#### WHAT TO PRODUCE
Please return all the records exactly, with nothing left out.

++++

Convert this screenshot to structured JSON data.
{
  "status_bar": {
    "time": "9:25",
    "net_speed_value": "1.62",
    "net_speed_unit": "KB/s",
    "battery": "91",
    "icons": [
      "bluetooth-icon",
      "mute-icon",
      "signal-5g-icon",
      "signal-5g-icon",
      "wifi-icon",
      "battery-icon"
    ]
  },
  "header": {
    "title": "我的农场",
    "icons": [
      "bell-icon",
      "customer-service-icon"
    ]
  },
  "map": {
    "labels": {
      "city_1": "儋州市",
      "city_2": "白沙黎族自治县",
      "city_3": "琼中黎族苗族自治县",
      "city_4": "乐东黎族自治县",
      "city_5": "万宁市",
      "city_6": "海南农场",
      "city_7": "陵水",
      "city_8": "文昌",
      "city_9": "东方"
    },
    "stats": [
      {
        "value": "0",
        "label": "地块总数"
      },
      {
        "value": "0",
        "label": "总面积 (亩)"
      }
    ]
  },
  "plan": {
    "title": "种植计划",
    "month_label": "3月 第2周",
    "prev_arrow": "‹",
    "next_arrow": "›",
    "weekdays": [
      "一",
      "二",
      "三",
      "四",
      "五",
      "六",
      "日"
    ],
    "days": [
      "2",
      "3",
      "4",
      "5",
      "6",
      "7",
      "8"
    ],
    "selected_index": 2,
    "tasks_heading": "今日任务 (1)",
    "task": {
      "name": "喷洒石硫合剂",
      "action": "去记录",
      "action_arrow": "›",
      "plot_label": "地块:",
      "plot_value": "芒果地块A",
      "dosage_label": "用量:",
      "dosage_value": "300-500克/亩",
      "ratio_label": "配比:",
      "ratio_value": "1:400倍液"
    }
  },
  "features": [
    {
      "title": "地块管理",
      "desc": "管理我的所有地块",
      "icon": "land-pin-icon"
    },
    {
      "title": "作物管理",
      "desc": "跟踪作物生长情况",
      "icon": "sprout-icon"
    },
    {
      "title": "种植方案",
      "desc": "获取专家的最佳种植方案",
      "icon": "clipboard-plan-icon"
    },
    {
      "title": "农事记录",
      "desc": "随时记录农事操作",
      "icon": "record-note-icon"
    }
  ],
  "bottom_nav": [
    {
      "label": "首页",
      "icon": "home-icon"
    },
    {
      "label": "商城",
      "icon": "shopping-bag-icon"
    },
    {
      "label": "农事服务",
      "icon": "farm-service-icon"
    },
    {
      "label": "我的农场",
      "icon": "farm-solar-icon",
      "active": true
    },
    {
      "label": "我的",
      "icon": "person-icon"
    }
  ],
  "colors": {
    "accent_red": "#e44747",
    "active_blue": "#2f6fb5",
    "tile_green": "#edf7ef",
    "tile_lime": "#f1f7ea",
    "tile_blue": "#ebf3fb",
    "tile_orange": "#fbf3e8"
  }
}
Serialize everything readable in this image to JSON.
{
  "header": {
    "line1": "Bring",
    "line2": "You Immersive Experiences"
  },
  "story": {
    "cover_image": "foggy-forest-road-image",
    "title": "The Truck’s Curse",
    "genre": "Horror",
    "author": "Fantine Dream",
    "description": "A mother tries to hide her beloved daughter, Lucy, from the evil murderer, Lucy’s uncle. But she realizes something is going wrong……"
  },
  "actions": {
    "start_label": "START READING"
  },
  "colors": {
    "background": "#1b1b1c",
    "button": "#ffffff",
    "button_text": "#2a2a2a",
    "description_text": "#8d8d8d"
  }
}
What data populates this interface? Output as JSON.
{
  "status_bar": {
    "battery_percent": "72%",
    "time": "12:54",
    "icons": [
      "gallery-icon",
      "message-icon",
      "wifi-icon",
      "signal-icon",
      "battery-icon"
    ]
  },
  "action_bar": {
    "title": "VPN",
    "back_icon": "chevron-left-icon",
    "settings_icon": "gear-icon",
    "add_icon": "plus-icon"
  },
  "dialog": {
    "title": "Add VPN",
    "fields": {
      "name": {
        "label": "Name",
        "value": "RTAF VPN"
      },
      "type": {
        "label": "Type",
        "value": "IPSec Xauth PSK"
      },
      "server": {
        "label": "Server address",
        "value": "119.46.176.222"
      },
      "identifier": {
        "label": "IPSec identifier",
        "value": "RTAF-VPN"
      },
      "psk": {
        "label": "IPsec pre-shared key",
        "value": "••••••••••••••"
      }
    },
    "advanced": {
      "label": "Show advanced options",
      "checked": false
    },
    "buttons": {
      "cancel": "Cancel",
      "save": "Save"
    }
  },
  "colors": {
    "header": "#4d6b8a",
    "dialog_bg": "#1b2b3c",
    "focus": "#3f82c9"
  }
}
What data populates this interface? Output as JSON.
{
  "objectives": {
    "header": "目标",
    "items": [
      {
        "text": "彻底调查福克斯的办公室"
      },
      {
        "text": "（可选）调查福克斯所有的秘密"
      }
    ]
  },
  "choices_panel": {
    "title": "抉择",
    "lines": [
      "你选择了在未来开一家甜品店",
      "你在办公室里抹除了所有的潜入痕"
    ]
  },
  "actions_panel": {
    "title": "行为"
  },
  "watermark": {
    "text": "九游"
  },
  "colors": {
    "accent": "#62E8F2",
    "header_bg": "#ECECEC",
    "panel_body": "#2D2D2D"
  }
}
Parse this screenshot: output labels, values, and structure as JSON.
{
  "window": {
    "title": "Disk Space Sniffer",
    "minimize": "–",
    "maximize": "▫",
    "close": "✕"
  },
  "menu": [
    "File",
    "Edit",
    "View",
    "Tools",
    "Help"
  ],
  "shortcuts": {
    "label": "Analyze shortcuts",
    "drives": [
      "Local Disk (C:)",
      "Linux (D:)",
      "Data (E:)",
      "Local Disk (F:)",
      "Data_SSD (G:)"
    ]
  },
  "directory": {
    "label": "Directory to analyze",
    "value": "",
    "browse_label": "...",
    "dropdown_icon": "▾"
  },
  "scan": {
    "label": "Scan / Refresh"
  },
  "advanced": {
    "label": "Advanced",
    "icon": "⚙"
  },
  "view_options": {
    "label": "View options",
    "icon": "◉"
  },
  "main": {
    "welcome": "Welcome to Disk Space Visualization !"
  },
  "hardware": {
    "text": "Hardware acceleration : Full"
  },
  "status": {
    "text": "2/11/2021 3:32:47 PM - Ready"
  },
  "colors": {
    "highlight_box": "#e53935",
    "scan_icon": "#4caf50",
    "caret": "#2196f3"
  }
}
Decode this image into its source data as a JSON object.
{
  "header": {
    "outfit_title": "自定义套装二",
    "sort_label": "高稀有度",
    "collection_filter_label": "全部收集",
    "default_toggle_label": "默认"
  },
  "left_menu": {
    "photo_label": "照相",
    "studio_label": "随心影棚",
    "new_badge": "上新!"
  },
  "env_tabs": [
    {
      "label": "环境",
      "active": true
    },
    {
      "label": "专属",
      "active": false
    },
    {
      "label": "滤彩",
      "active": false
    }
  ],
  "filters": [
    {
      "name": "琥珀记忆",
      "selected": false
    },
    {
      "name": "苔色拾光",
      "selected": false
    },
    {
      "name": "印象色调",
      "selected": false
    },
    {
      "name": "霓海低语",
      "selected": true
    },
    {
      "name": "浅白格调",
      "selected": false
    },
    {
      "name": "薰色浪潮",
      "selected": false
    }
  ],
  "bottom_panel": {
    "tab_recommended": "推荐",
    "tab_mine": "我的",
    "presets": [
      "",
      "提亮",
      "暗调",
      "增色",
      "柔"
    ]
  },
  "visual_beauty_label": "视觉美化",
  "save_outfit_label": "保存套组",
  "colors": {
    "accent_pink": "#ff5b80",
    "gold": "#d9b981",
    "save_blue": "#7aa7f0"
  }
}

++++

#### YOUR SOLUTION
Convert this screenshot to structured JSON data.
{
  "status_bar": {
    "time": "9:25",
    "net_speed_value": "1.62",
    "net_speed_unit": "KB/s",
    "battery": "91",
    "icons": [
      "bluetooth-icon",
      "mute-icon",
      "signal-5g-icon",
      "signal-5g-icon",
      "wifi-icon",
      "battery-icon"
    ]
  },
  "header": {
    "title": "我的农场",
    "icons": [
      "bell-icon",
      "customer-service-icon"
    ]
  },
  "map": {
    "labels": {
      "city_1": "儋州市",
      "city_2": "白沙黎族自治县",
      "city_3": "琼中黎族苗族自治县",
      "city_4": "乐东黎族自治县",
      "city_5": "万宁市",
      "city_6": "海南农场",
      "city_7": "陵水",
      "city_8": "文昌",
      "city_9": "东方"
    },
    "stats": [
      {
        "value": "0",
        "label": "地块总数"
      },
      {
        "value": "0",
        "label": "总面积 (亩)"
      }
    ]
  },
  "plan": {
    "title": "种植计划",
    "month_label": "3月 第2周",
    "prev_arrow": "‹",
    "next_arrow": "›",
    "weekdays": [
      "一",
      "二",
      "三",
      "四",
      "五",
      "六",
      "日"
    ],
    "days": [
      "2",
      "3",
      "4",
      "5",
      "6",
      "7",
      "8"
    ],
    "selected_index": 2,
    "tasks_heading": "今日任务 (1)",
    "task": {
      "name": "喷洒石硫合剂",
      "action": "去记录",
      "action_arrow": "›",
      "plot_label": "地块:",
      "plot_value": "芒果地块A",
      "dosage_label": "用量:",
      "dosage_value": "300-500克/亩",
      "ratio_label": "配比:",
      "ratio_value": "1:400倍液"
    }
  },
  "features": [
    {
      "title": "地块管理",
      "desc": "管理我的所有地块",
      "icon": "land-pin-icon"
    },
    {
      "title": "作物管理",
      "desc": "跟踪作物生长情况",
      "icon": "sprout-icon"
    },
    {
      "title": "种植方案",
      "desc": "获取专家的最佳种植方案",
      "icon": "clipboard-plan-icon"
    },
    {
      "title": "农事记录",
      "desc": "随时记录农事操作",
      "icon": "record-note-icon"
    }
  ],
  "bottom_nav": [
    {
      "label": "首页",
      "icon": "home-icon"
    },
    {
      "label": "商城",
      "icon": "shopping-bag-icon"
    },
    {
      "label": "农事服务",
      "icon": "farm-service-icon"
    },
    {
      "label": "我的农场",
      "icon": "farm-solar-icon",
      "active": true
    },
    {
      "label": "我的",
      "icon": "person-icon"
    }
  ],
  "colors": {
    "accent_red": "#e44747",
    "active_blue": "#2f6fb5",
    "tile_green": "#edf7ef",
    "tile_lime": "#f1f7ea",
    "tile_blue": "#ebf3fb",
    "tile_orange": "#fbf3e8"
  }
}
Serialize everything readable in this image to JSON.
{
  "header": {
    "line1": "Bring",
    "line2": "You Immersive Experiences"
  },
  "story": {
    "cover_image": "foggy-forest-road-image",
    "title": "The Truck’s Curse",
    "genre": "Horror",
    "author": "Fantine Dream",
    "description": "A mother tries to hide her beloved daughter, Lucy, from the evil murderer, Lucy’s uncle. But she realizes something is going wrong……"
  },
  "actions": {
    "start_label": "START READING"
  },
  "colors": {
    "background": "#1b1b1c",
    "button": "#ffffff",
    "button_text": "#2a2a2a",
    "description_text": "#8d8d8d"
  }
}
What data populates this interface? Output as JSON.
{
  "status_bar": {
    "battery_percent": "72%",
    "time": "12:54",
    "icons": [
      "gallery-icon",
      "message-icon",
      "wifi-icon",
      "signal-icon",
      "battery-icon"
    ]
  },
  "action_bar": {
    "title": "VPN",
    "back_icon": "chevron-left-icon",
    "settings_icon": "gear-icon",
    "add_icon": "plus-icon"
  },
  "dialog": {
    "title": "Add VPN",
    "fields": {
      "name": {
        "label": "Name",
        "value": "RTAF VPN"
      },
      "type": {
        "label": "Type",
        "value": "IPSec Xauth PSK"
      },
      "server": {
        "label": "Server address",
        "value": "119.46.176.222"
      },
      "identifier": {
        "label": "IPSec identifier",
        "value": "RTAF-VPN"
      },
      "psk": {
        "label": "IPsec pre-shared key",
        "value": "••••••••••••••"
      }
    },
    "advanced": {
      "label": "Show advanced options",
      "checked": false
    },
    "buttons": {
      "cancel": "Cancel",
      "save": "Save"
    }
  },
  "colors": {
    "header": "#4d6b8a",
    "dialog_bg": "#1b2b3c",
    "focus": "#3f82c9"
  }
}
What data populates this interface? Output as JSON.
{
  "objectives": {
    "header": "目标",
    "items": [
      {
        "text": "彻底调查福克斯的办公室"
      },
      {
        "text": "（可选）调查福克斯所有的秘密"
      }
    ]
  },
  "choices_panel": {
    "title": "抉择",
    "lines": [
      "你选择了在未来开一家甜品店",
      "你在办公室里抹除了所有的潜入痕"
    ]
  },
  "actions_panel": {
    "title": "行为"
  },
  "watermark": {
    "text": "九游"
  },
  "colors": {
    "accent": "#62E8F2",
    "header_bg": "#ECECEC",
    "panel_body": "#2D2D2D"
  }
}
Parse this screenshot: output labels, values, and structure as JSON.
{
  "window": {
    "title": "Disk Space Sniffer",
    "minimize": "–",
    "maximize": "▫",
    "close": "✕"
  },
  "menu": [
    "File",
    "Edit",
    "View",
    "Tools",
    "Help"
  ],
  "shortcuts": {
    "label": "Analyze shortcuts",
    "drives": [
      "Local Disk (C:)",
      "Linux (D:)",
      "Data (E:)",
      "Local Disk (F:)",
      "Data_SSD (G:)"
    ]
  },
  "directory": {
    "label": "Directory to analyze",
    "value": "",
    "browse_label": "...",
    "dropdown_icon": "▾"
  },
  "scan": {
    "label": "Scan / Refresh"
  },
  "advanced": {
    "label": "Advanced",
    "icon": "⚙"
  },
  "view_options": {
    "label": "View options",
    "icon": "◉"
  },
  "main": {
    "welcome": "Welcome to Disk Space Visualization !"
  },
  "hardware": {
    "text": "Hardware acceleration : Full"
  },
  "status": {
    "text": "2/11/2021 3:32:47 PM - Ready"
  },
  "colors": {
    "highlight_box": "#e53935",
    "scan_icon": "#4caf50",
    "caret": "#2196f3"
  }
}
Decode this image into its source data as a JSON object.
{
  "header": {
    "outfit_title": "自定义套装二",
    "sort_label": "高稀有度",
    "collection_filter_label": "全部收集",
    "default_toggle_label": "默认"
  },
  "left_menu": {
    "photo_label": "照相",
    "studio_label": "随心影棚",
    "new_badge": "上新!"
  },
  "env_tabs": [
    {
      "label": "环境",
      "active": true
    },
    {
      "label": "专属",
      "active": false
    },
    {
      "label": "滤彩",
      "active": false
    }
  ],
  "filters": [
    {
      "name": "琥珀记忆",
      "selected": false
    },
    {
      "name": "苔色拾光",
      "selected": false
    },
    {
      "name": "印象色调",
      "selected": false
    },
    {
      "name": "霓海低语",
      "selected": true
    },
    {
      "name": "浅白格调",
      "selected": false
    },
    {
      "name": "薰色浪潮",
      "selected": false
    }
  ],
  "bottom_panel": {
    "tab_recommended": "推荐",
    "tab_mine": "我的",
    "presets": [
      "",
      "提亮",
      "暗调",
      "增色",
      "柔"
    ]
  },
  "visual_beauty_label": "视觉美化",
  "save_outfit_label": "保存套组",
  "colors": {
    "accent_pink": "#ff5b80",
    "gold": "#d9b981",
    "save_blue": "#7aa7f0"
  }
}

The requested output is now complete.